* Task: What you return should match the entries below exactly, only without the images.

* Record extracts:

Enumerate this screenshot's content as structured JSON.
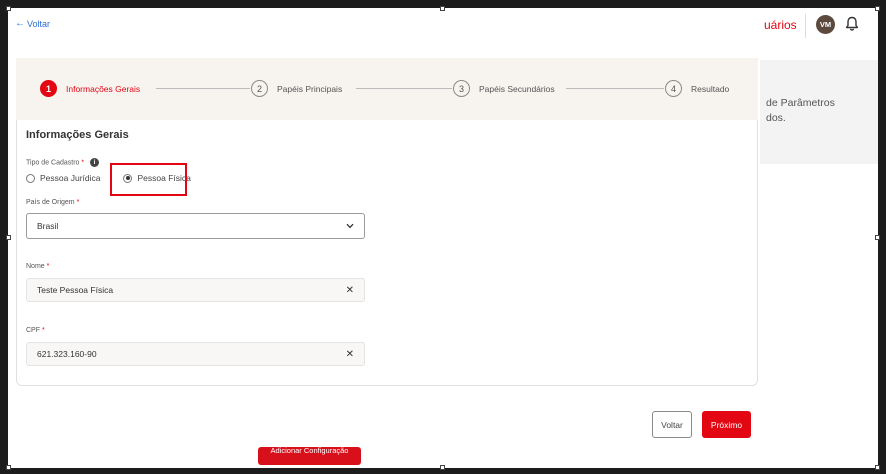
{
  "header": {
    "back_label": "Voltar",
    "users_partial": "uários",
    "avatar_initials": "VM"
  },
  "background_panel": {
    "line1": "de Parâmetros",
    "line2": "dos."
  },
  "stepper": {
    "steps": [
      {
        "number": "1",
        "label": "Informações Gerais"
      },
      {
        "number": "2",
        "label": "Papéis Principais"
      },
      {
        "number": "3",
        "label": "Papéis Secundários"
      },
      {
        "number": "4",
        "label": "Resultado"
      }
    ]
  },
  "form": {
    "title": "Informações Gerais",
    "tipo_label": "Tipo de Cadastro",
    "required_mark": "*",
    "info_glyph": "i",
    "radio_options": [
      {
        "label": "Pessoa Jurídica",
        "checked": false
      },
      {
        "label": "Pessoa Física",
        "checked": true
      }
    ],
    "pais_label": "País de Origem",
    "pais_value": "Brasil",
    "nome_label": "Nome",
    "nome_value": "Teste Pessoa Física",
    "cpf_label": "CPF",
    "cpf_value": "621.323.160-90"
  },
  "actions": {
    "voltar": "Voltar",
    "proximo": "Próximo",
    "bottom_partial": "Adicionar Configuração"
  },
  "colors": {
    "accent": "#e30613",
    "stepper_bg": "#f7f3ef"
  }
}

* Your solution:
Enumerate this screenshot's content as structured JSON.
{
  "header": {
    "back_label": "Voltar",
    "users_partial": "uários",
    "avatar_initials": "VM"
  },
  "background_panel": {
    "line1": "de Parâmetros",
    "line2": "dos."
  },
  "stepper": {
    "steps": [
      {
        "number": "1",
        "label": "Informações Gerais"
      },
      {
        "number": "2",
        "label": "Papéis Principais"
      },
      {
        "number": "3",
        "label": "Papéis Secundários"
      },
      {
        "number": "4",
        "label": "Resultado"
      }
    ]
  },
  "form": {
    "title": "Informações Gerais",
    "tipo_label": "Tipo de Cadastro",
    "required_mark": "*",
    "info_glyph": "i",
    "radio_options": [
      {
        "label": "Pessoa Jurídica",
        "checked": false
      },
      {
        "label": "Pessoa Física",
        "checked": true
      }
    ],
    "pais_label": "País de Origem",
    "pais_value": "Brasil",
    "nome_label": "Nome",
    "nome_value": "Teste Pessoa Física",
    "cpf_label": "CPF",
    "cpf_value": "621.323.160-90"
  },
  "actions": {
    "voltar": "Voltar",
    "proximo": "Próximo",
    "bottom_partial": "Adicionar Configuração"
  },
  "colors": {
    "accent": "#e30613",
    "stepper_bg": "#f7f3ef"
  }
}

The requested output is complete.